WORK TASK: Read the data line by line and say how many lines contain the string "Звезда", giving the number alone.

Records from a collection
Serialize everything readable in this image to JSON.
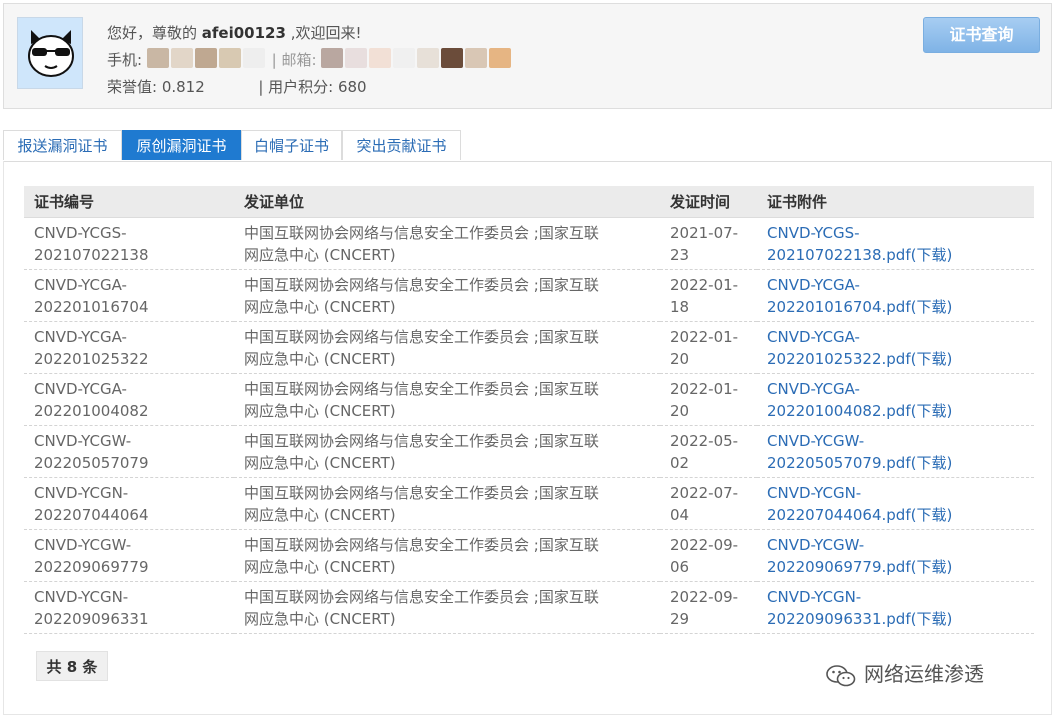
{
  "header": {
    "greeting_prefix": "您好，尊敬的 ",
    "username": "afei00123",
    "greeting_suffix": " ,欢迎回来!",
    "phone_label": "手机:",
    "email_label": "| 邮箱:",
    "honor_label": "荣誉值: 0.812",
    "points_label": "| 用户积分: 680",
    "query_button": "证书查询"
  },
  "tabs": [
    {
      "label": "报送漏洞证书"
    },
    {
      "label": "原创漏洞证书"
    },
    {
      "label": "白帽子证书"
    },
    {
      "label": "突出贡献证书"
    }
  ],
  "table": {
    "headers": [
      "证书编号",
      "发证单位",
      "发证时间",
      "证书附件"
    ],
    "rows": [
      {
        "id_1": "CNVD-YCGS-",
        "id_2": "202107022138",
        "unit_1": "中国互联网协会网络与信息安全工作委员会 ;国家互联",
        "unit_2": "网应急中心 (CNCERT)",
        "date_1": "2021-07-",
        "date_2": "23",
        "file_1": "CNVD-YCGS-",
        "file_2": "202107022138.pdf(下载)"
      },
      {
        "id_1": "CNVD-YCGA-",
        "id_2": "202201016704",
        "unit_1": "中国互联网协会网络与信息安全工作委员会 ;国家互联",
        "unit_2": "网应急中心 (CNCERT)",
        "date_1": "2022-01-",
        "date_2": "18",
        "file_1": "CNVD-YCGA-",
        "file_2": "202201016704.pdf(下载)"
      },
      {
        "id_1": "CNVD-YCGA-",
        "id_2": "202201025322",
        "unit_1": "中国互联网协会网络与信息安全工作委员会 ;国家互联",
        "unit_2": "网应急中心 (CNCERT)",
        "date_1": "2022-01-",
        "date_2": "20",
        "file_1": "CNVD-YCGA-",
        "file_2": "202201025322.pdf(下载)"
      },
      {
        "id_1": "CNVD-YCGA-",
        "id_2": "202201004082",
        "unit_1": "中国互联网协会网络与信息安全工作委员会 ;国家互联",
        "unit_2": "网应急中心 (CNCERT)",
        "date_1": "2022-01-",
        "date_2": "20",
        "file_1": "CNVD-YCGA-",
        "file_2": "202201004082.pdf(下载)"
      },
      {
        "id_1": "CNVD-YCGW-",
        "id_2": "202205057079",
        "unit_1": "中国互联网协会网络与信息安全工作委员会 ;国家互联",
        "unit_2": "网应急中心 (CNCERT)",
        "date_1": "2022-05-",
        "date_2": "02",
        "file_1": "CNVD-YCGW-",
        "file_2": "202205057079.pdf(下载)"
      },
      {
        "id_1": "CNVD-YCGN-",
        "id_2": "202207044064",
        "unit_1": "中国互联网协会网络与信息安全工作委员会 ;国家互联",
        "unit_2": "网应急中心 (CNCERT)",
        "date_1": "2022-07-",
        "date_2": "04",
        "file_1": "CNVD-YCGN-",
        "file_2": "202207044064.pdf(下载)"
      },
      {
        "id_1": "CNVD-YCGW-",
        "id_2": "202209069779",
        "unit_1": "中国互联网协会网络与信息安全工作委员会 ;国家互联",
        "unit_2": "网应急中心 (CNCERT)",
        "date_1": "2022-09-",
        "date_2": "06",
        "file_1": "CNVD-YCGW-",
        "file_2": "202209069779.pdf(下载)"
      },
      {
        "id_1": "CNVD-YCGN-",
        "id_2": "202209096331",
        "unit_1": "中国互联网协会网络与信息安全工作委员会 ;国家互联",
        "unit_2": "网应急中心 (CNCERT)",
        "date_1": "2022-09-",
        "date_2": "29",
        "file_1": "CNVD-YCGN-",
        "file_2": "202209096331.pdf(下载)"
      }
    ]
  },
  "footer": {
    "total": "共 8 条",
    "watermark": "网络运维渗透"
  },
  "colors": {
    "active_tab": "#1f7ad0",
    "link": "#2b6cb5",
    "query_button": "#8fbfec"
  }
}
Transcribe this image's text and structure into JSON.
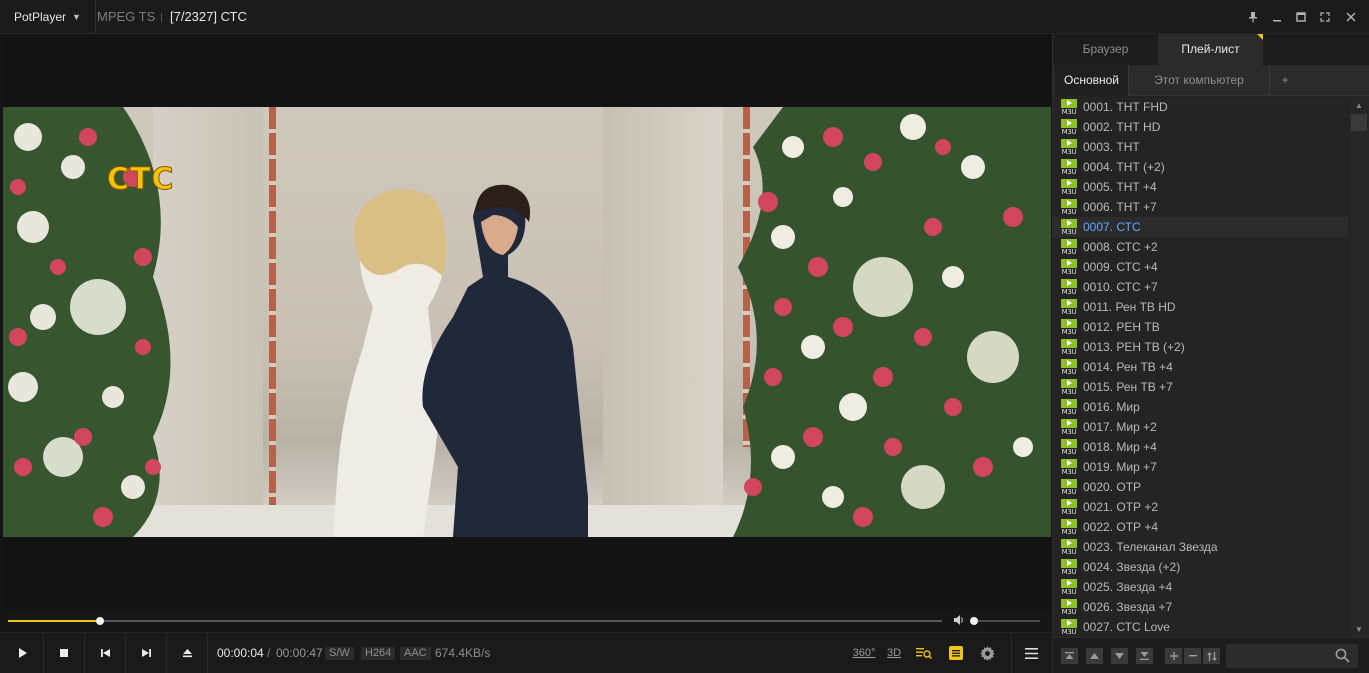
{
  "titlebar": {
    "app_name": "PotPlayer",
    "format": "MPEG TS",
    "title": "[7/2327] СТС"
  },
  "video": {
    "channel_logo": "СТС"
  },
  "seek": {
    "progress": 0.098,
    "volume": 0.0
  },
  "controls": {
    "time_current": "00:00:04",
    "time_sep": "/",
    "time_total": "00:00:47",
    "tag_sw": "S/W",
    "tag_video": "H264",
    "tag_audio": "AAC",
    "rate": "674.4KB/s",
    "label_360": "360°",
    "label_3d": "3D"
  },
  "panel": {
    "tab_browser": "Браузер",
    "tab_playlist": "Плей-лист",
    "subtab_main": "Основной",
    "subtab_computer": "Этот компьютер",
    "subtab_add": "+",
    "badge": "M3U",
    "items": [
      "0001. ТНТ FHD",
      "0002. ТНТ HD",
      "0003. ТНТ",
      "0004. ТНТ (+2)",
      "0005. ТНТ +4",
      "0006. ТНТ +7",
      "0007. СТС",
      "0008. СТС +2",
      "0009. СТС +4",
      "0010. СТС +7",
      "0011. Рен ТВ HD",
      "0012. РЕН ТВ",
      "0013. РЕН ТВ (+2)",
      "0014. Рен ТВ +4",
      "0015. Рен ТВ +7",
      "0016. Мир",
      "0017. Мир +2",
      "0018. Мир +4",
      "0019. Мир +7",
      "0020. ОТР",
      "0021. ОТР +2",
      "0022. ОТР +4",
      "0023. Телеканал Звезда",
      "0024. Звезда (+2)",
      "0025. Звезда +4",
      "0026. Звезда +7",
      "0027. СТС Love"
    ],
    "active_index": 6
  },
  "colors": {
    "accent": "#f0c419",
    "selected_text": "#5ea8ff",
    "badge_green": "#8fbf2a"
  }
}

RESULT OF THIS TASK: 4